→ **Work instructions**: Please keep pictures out and return the lines below exactly, from the one holding "Serialize everything readable" through the last, both included.

┌─ Provided material

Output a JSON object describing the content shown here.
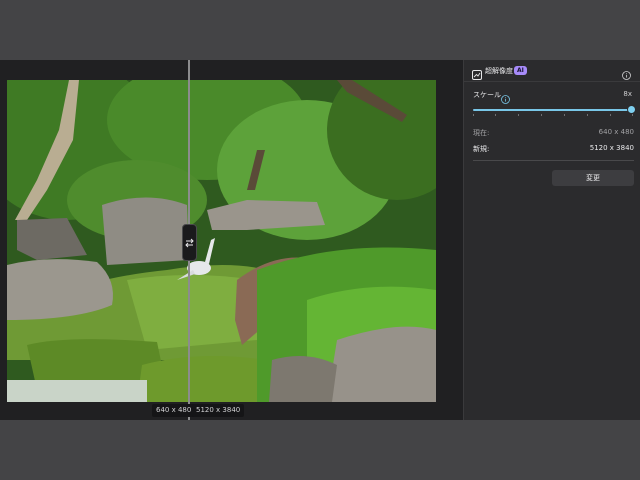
{
  "panel": {
    "title": "超解像度",
    "ai_badge": "AI",
    "scale_label": "スケール",
    "scale_value": "8x",
    "scale_level": 1.0,
    "current_label": "現在:",
    "current_value": "640 x 480",
    "new_label": "新規:",
    "new_value": "5120 x 3840",
    "save_label": "変更"
  },
  "compare": {
    "left_size": "640 x 480",
    "right_size": "5120 x 3840"
  },
  "colors": {
    "accent": "#79c7e8",
    "badge": "#a78bfa"
  },
  "icons": {
    "header": "super-resolution-icon",
    "info": "info-icon",
    "handle": "swap-arrows-icon"
  }
}
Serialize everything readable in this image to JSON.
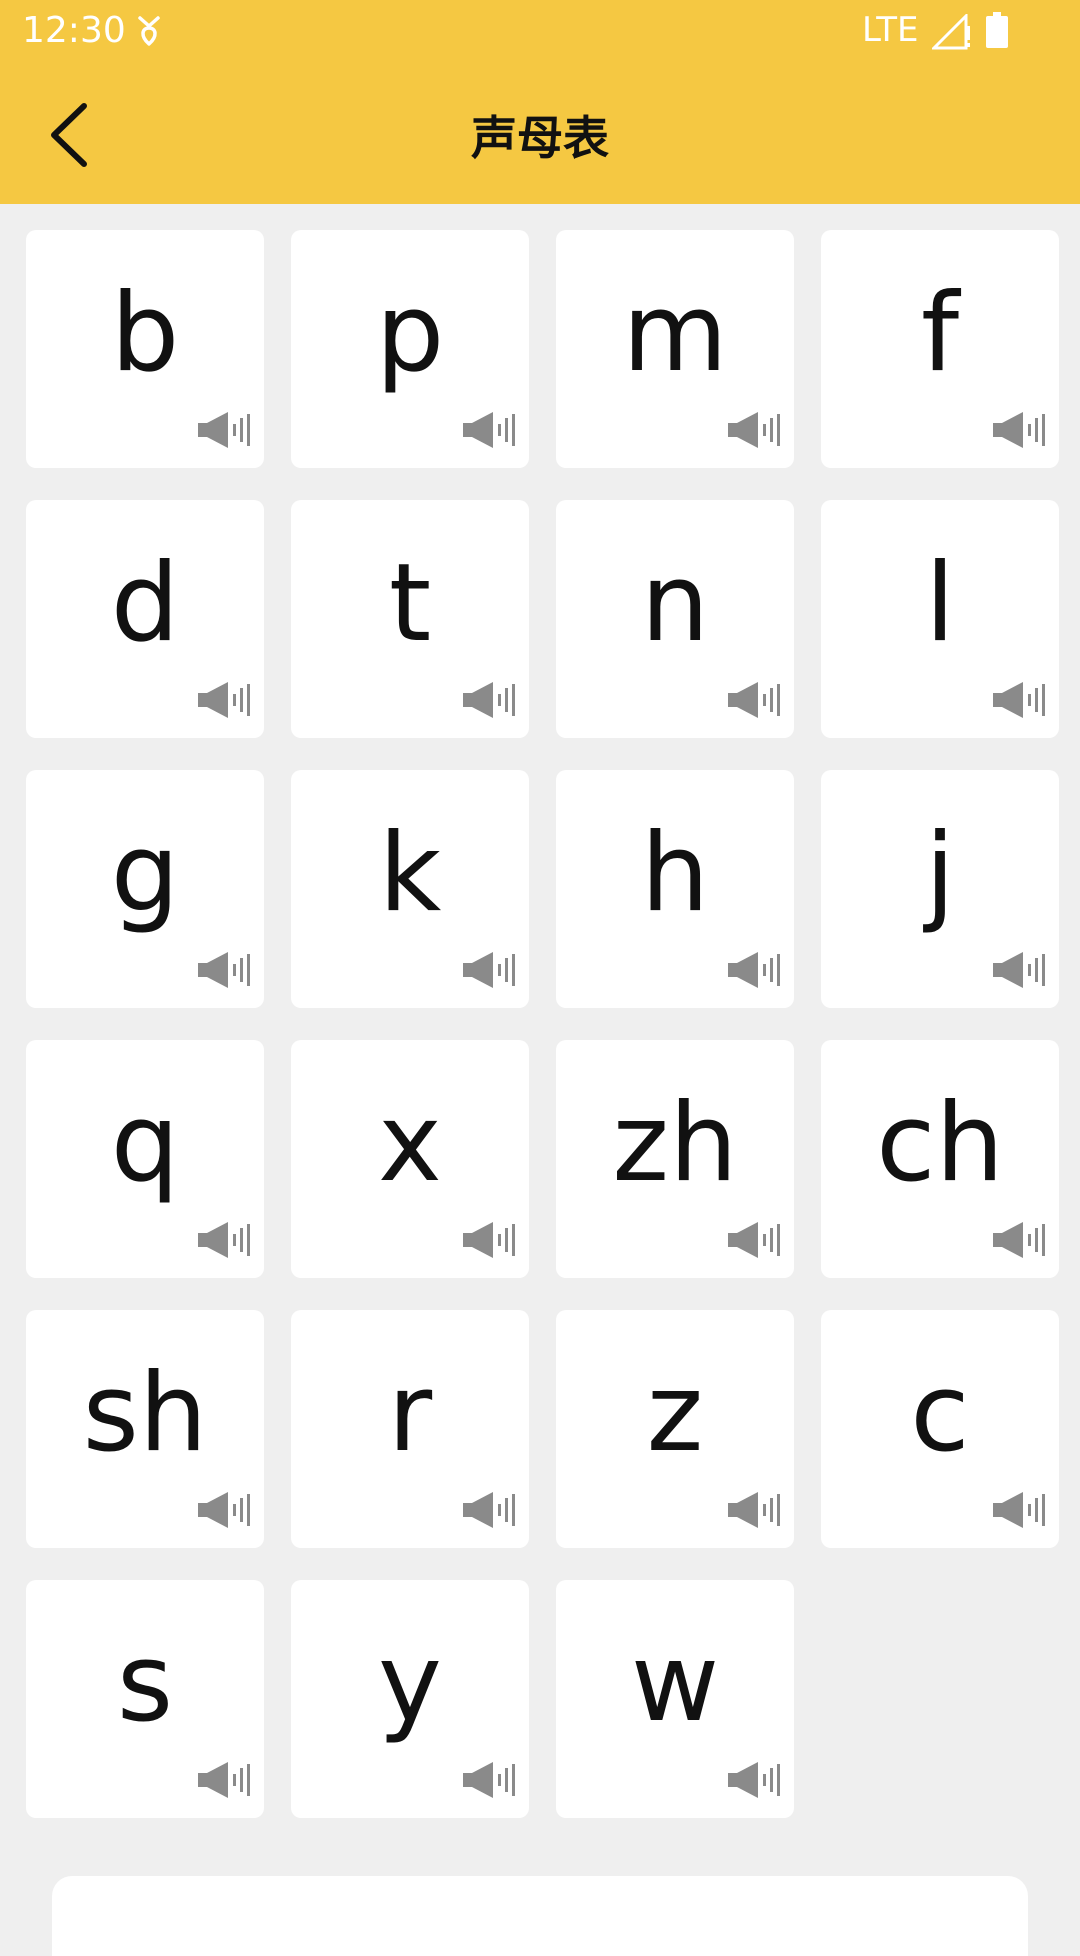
{
  "status_bar": {
    "time": "12:30",
    "network": "LTE",
    "icons": [
      "notification-icon",
      "signal-icon",
      "battery-icon"
    ]
  },
  "app_bar": {
    "title": "声母表",
    "back_icon": "chevron-left-icon"
  },
  "colors": {
    "accent": "#f5c842",
    "background": "#efefef",
    "card": "#ffffff",
    "text": "#111111",
    "speaker": "#8a8a8a"
  },
  "initials": [
    "b",
    "p",
    "m",
    "f",
    "d",
    "t",
    "n",
    "l",
    "g",
    "k",
    "h",
    "j",
    "q",
    "x",
    "zh",
    "ch",
    "sh",
    "r",
    "z",
    "c",
    "s",
    "y",
    "w"
  ],
  "card_icon": "speaker-icon"
}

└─

→ **Result of the exercise**:
Serialize everything readable in this image to JSON.
{
  "status_bar": {
    "time": "12:30",
    "network": "LTE",
    "icons": [
      "notification-icon",
      "signal-icon",
      "battery-icon"
    ]
  },
  "app_bar": {
    "title": "声母表",
    "back_icon": "chevron-left-icon"
  },
  "colors": {
    "accent": "#f5c842",
    "background": "#efefef",
    "card": "#ffffff",
    "text": "#111111",
    "speaker": "#8a8a8a"
  },
  "initials": [
    "b",
    "p",
    "m",
    "f",
    "d",
    "t",
    "n",
    "l",
    "g",
    "k",
    "h",
    "j",
    "q",
    "x",
    "zh",
    "ch",
    "sh",
    "r",
    "z",
    "c",
    "s",
    "y",
    "w"
  ],
  "card_icon": "speaker-icon"
}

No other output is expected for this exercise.